A spring assembly in the form of a plurality of wave springs 94 is mounted in the annular spring chamber 58. Wave springs 94 act against shoulder 54 and wedge 84 to continuously urge the wedge toward packing ring 72. The springs thus assure that legs 74 and 76 will be wedged apart to provide an effective seal at low pressures.
In use, ball 22 may be rotated between the open and closed positions to control the flow of fluid through valve 10. In normal high temperature service face seal 40 provides an effective seal between seat 36 and ball member 22, as shown in FIG. 2. The outside diameter of seat 36 is sealed against the valve body 12 by ring 50 and by packing ring 72. The wedging action between tapered nose portion 86 of wedge 84 and beveled surfaces 80 and 82 of packing ring 72 spreads legs 74 and 76 apart in order to increase the effectiveness of the seal between the valve seat and body. Packing ring 72 is thus squeezed between wedge 84 and backup ring 66 under the influence of springs 94. In addition, any fluid pressure in spring chamber 58 acts against wedge 84 and is also transmitted through opening 92 to space 78 in order to increase the spreading action of legs 74 and 76. Backup ring 66 assists in sealing seat 36 to the valve body since its legs 68 and 70 are pressed against body 12 and valve seat 36, respectively. Emergency lubrication can be effected by injecting lubricant into passage 62 in the manner indicated previously.

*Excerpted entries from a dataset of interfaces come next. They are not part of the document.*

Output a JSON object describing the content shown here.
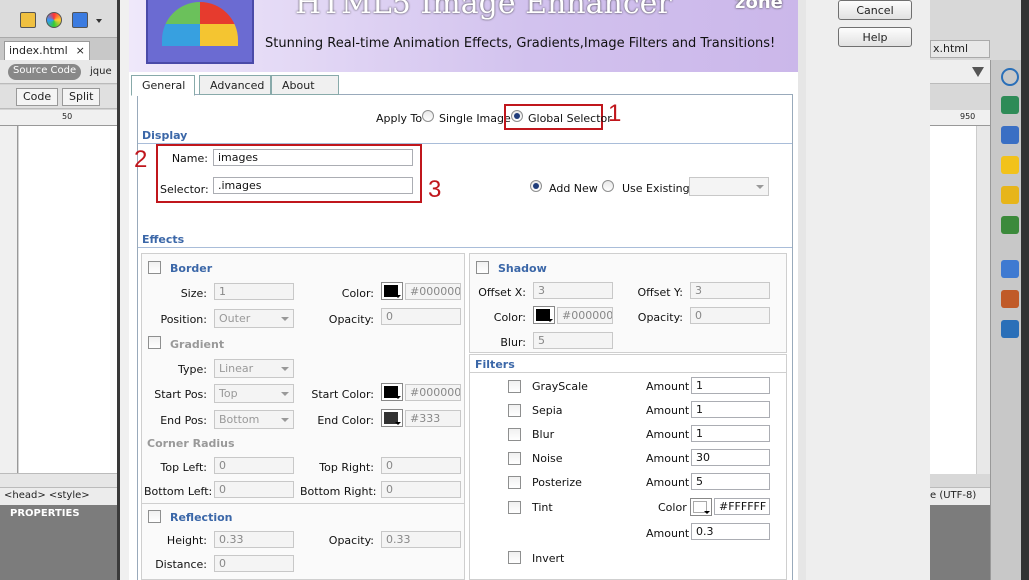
{
  "editor": {
    "tab_file": "index.html",
    "tab_close": "×",
    "source_code": "Source Code",
    "jquery_tab": "jque",
    "code_btn": "Code",
    "split_btn": "Split",
    "ruler_50": "50",
    "ruler_950": "950",
    "status_tags": "<head> <style>",
    "status_encoding": "e (UTF-8)",
    "properties": "PROPERTIES",
    "right_tab": "x.html"
  },
  "dialog": {
    "cancel": "Cancel",
    "help": "Help",
    "banner_title": "HTML5 Image Enhancer",
    "banner_brand": "zone",
    "banner_subtitle": "Stunning Real-time Animation Effects, Gradients,Image Filters and Transitions!",
    "tabs": [
      "General",
      "Advanced",
      "About"
    ],
    "apply_to": {
      "label": "Apply To",
      "single": "Single Image",
      "global": "Global Selector",
      "selected": "global"
    },
    "display": {
      "title": "Display",
      "name_label": "Name:",
      "name_value": "images",
      "selector_label": "Selector:",
      "selector_value": ".images",
      "add_new": "Add New",
      "use_existing": "Use Existing:",
      "mode": "add_new"
    },
    "annotations": [
      "1",
      "2",
      "3"
    ],
    "effects": {
      "title": "Effects",
      "border": {
        "title": "Border",
        "size_label": "Size:",
        "size": "1",
        "color_label": "Color:",
        "color": "#000000",
        "position_label": "Position:",
        "position": "Outer",
        "opacity_label": "Opacity:",
        "opacity": "0"
      },
      "gradient": {
        "title": "Gradient",
        "type_label": "Type:",
        "type": "Linear",
        "start_pos_label": "Start Pos:",
        "start_pos": "Top",
        "start_color_label": "Start Color:",
        "start_color": "#000000",
        "end_pos_label": "End Pos:",
        "end_pos": "Bottom",
        "end_color_label": "End Color:",
        "end_color": "#333"
      },
      "corner": {
        "title": "Corner Radius",
        "tl_label": "Top Left:",
        "tl": "0",
        "tr_label": "Top Right:",
        "tr": "0",
        "bl_label": "Bottom Left:",
        "bl": "0",
        "br_label": "Bottom Right:",
        "br": "0"
      },
      "reflection": {
        "title": "Reflection",
        "height_label": "Height:",
        "height": "0.33",
        "opacity_label": "Opacity:",
        "opacity": "0.33",
        "distance_label": "Distance:",
        "distance": "0"
      },
      "shadow": {
        "title": "Shadow",
        "ox_label": "Offset X:",
        "ox": "3",
        "oy_label": "Offset Y:",
        "oy": "3",
        "color_label": "Color:",
        "color": "#000000",
        "opacity_label": "Opacity:",
        "opacity": "0",
        "blur_label": "Blur:",
        "blur": "5"
      },
      "filters": {
        "title": "Filters",
        "amount_label": "Amount",
        "items": [
          {
            "name": "GrayScale",
            "amount": "1"
          },
          {
            "name": "Sepia",
            "amount": "1"
          },
          {
            "name": "Blur",
            "amount": "1"
          },
          {
            "name": "Noise",
            "amount": "30"
          },
          {
            "name": "Posterize",
            "amount": "5"
          }
        ],
        "tint": {
          "name": "Tint",
          "color_label": "Color",
          "color": "#FFFFFF",
          "amount_label": "Amount",
          "amount": "0.3"
        },
        "invert": "Invert"
      }
    }
  }
}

In the event of a fire, face seal 40, seal ring 50, and packing ring 72 are all destroyed. The fluid pressure which leaks past the area of ring 50 into spring chamber 58 cooperates with springs 94 to press wedge 84 against valve seat 36 and to press seat 36 against ball member 22, as shown in FIG. 3. Corners 44 and 46 then provide effective metal-to-metal seals between seat 36 and ball 22 in order to impede leakage through the valve.
In the absence of packing ring 72, wedge 84 is pressed against seat 36 by the combined force of the fluid pressure and springs 94 so that flange 90 flatly contacts shoulder 52 in order to close off lubricant passage 60. Also, lip 88 seals against surface 56 and flange 90 seals against shoulder 52 to effectively seal the valve seat and body. As previously indicated, opening 92 is preferably eliminated if the valve is exposed to the possibility of fire. Backup ring 66 assists in providing an effective seal between the valve seat and body. It is pointed out that increased fluid pressure increases the force with which legs 68 and 70 are urged against body 12 and valve seat 36, respectively. Consequently, the legs of ring 66 provide effective metal-to-metal seals between seat 36 and body 12 to impede leakage through the valve. In addition, lubricant passage 60 is effectively closed off by flange 90 to eliminate fluid flow through the lubricant passage.
It is pointed out that the fluid pressure and wave springs 94 cooperate to actuate the metal-to-metal seals which are effected under fire conditions. Therefore, even if springs 94 are worn or otherwise damaged, the fluid pressure is effective by itself to assure that undue leakage will not occur. It is contemplated that seat arrangements constructed in accordance with the present invention will be used on both the upstream and downstream sides of ball 22. However, in some situations the seat will be employed only on the upstream side with a more conventional type of valve seat used on the downstream side of the ball. As previously indicated, opening 92 will often be eliminated since its purpose is merely to transmit fluid pressure to space 78 and its presence decreases the effectiveness of wedge 84 as a seal element under fire conditions.